van der Lee, J. H., Wagenaar, R. C., Lankhorst, G. J., Vogelaar, T. W., Devillé, W. L., and Bouter, L. M. (1999). Forced use of the upper extremity in chronic stroke patients: results from a single-blind randomized clinical trial. Stroke 30, 2369–2375. doi: 10.1161/01.STR.30.11.2369
Wade, D. T., Langton-Hewer, R., Wood, V. A., Skilbeck, C. E., and Ismail, H. M. (1983). The hemiplegic arm after stroke: measurement and recovery. J. Neurol. Neurosurg. Psychiatry 46, 521–524. doi: 10.1136/jnnp.46.6.521
Whitehouse, P. J., Price, D. L., Clark, A. W., Coyle, J. T., and DeLong, M. R. (1981). Alzheimer disease: evidence for selective loss of cholinergic neurons in the nucleus basalis. Ann. Neurol. 10, 122–126. doi: 10.1002/ana.410100203
Wu, J., Quinlan, E. B., Dodakian, L., McKenzie, A., Kathuria, N., Zhou, R. J., et al. (2015). Connectivity measures are robust biomarkers of cortical function and plasticity after stroke. Brain 138, 2359–2369. doi: 10.1093/brain/awv156
Xerri, C., Merzenich, M. M., Peterson, B. E., and Jenkins, W. (1998). Plasticity of primary somatosensory cortex paralleling sensorimotor skill recovery from stroke in adult monkeys. J. Neurophysiol. 79, 2119–2148. doi: 10.1152/jn.19126.96.36.1999
Zarow, C., Lyness, S. A., Mortimer, J. A., and Chui, H. C. (2003). Neuronal loss is greater in the locus coeruleus than nucleus basalis and Substantia nigra in alzheimer and Parkinson diseases. Arch. Neurol. 60, 337–341. doi: 10.1001/archneur.60.3.337

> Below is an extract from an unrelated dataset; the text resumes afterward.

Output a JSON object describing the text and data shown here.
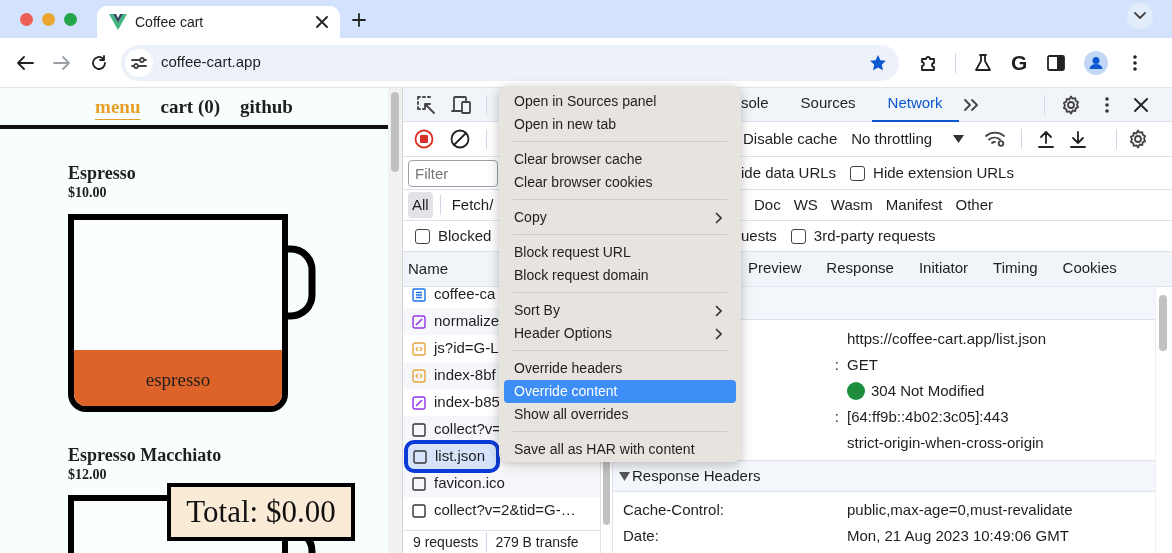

Ziemann, U., Meintzschel, F., Korchounov, A., and Ilić, T. V. (2006). Pharmacological modulation of plasticity in the human motor cortex. Neurorehabil. Neural Repair 20, 243–251. doi: 10.1177/1545968306287154
Keywords: stroke, vagus nerve stimulation, plasticity, rehabilitation, neuromodulation
Citation: Engineer ND, Kimberley TJ, Prudente CN, Dawson J, Tarver WB and Hays SA (2019) Targeted Vagus Nerve Stimulation for Rehabilitation After Stroke. Front. Neurosci. 13:280. doi: 10.3389/fnins.2019.00280
Received: 31 October 2018; Accepted: 08 March 2019;
Published: 29 March 2019.
Edited by:Gottfried Schlaug, Beth Israel Deaconess Medical Center, Harvard Medical School, United States
Reviewed by:Kevin J. Otto, University of Florida, United States
Karim Oweiss, University of Florida, United States
Copyright © 2019 Engineer, Kimberley, Prudente, Dawson, Tarver and Hays. This is an open-access article distributed under the terms of the Creative Commons Attribution License (CC BY). The use, distribution or reproduction in other forums is permitted, provided the original author(s) and the copyright owner(s) are credited and that the original publication in this journal is cited, in accordance with accepted academic practice. No use, distribution or reproduction is permitted which does not comply with these terms.
*Correspondence: Navzer D. Engineer, firstname.lastname@example.org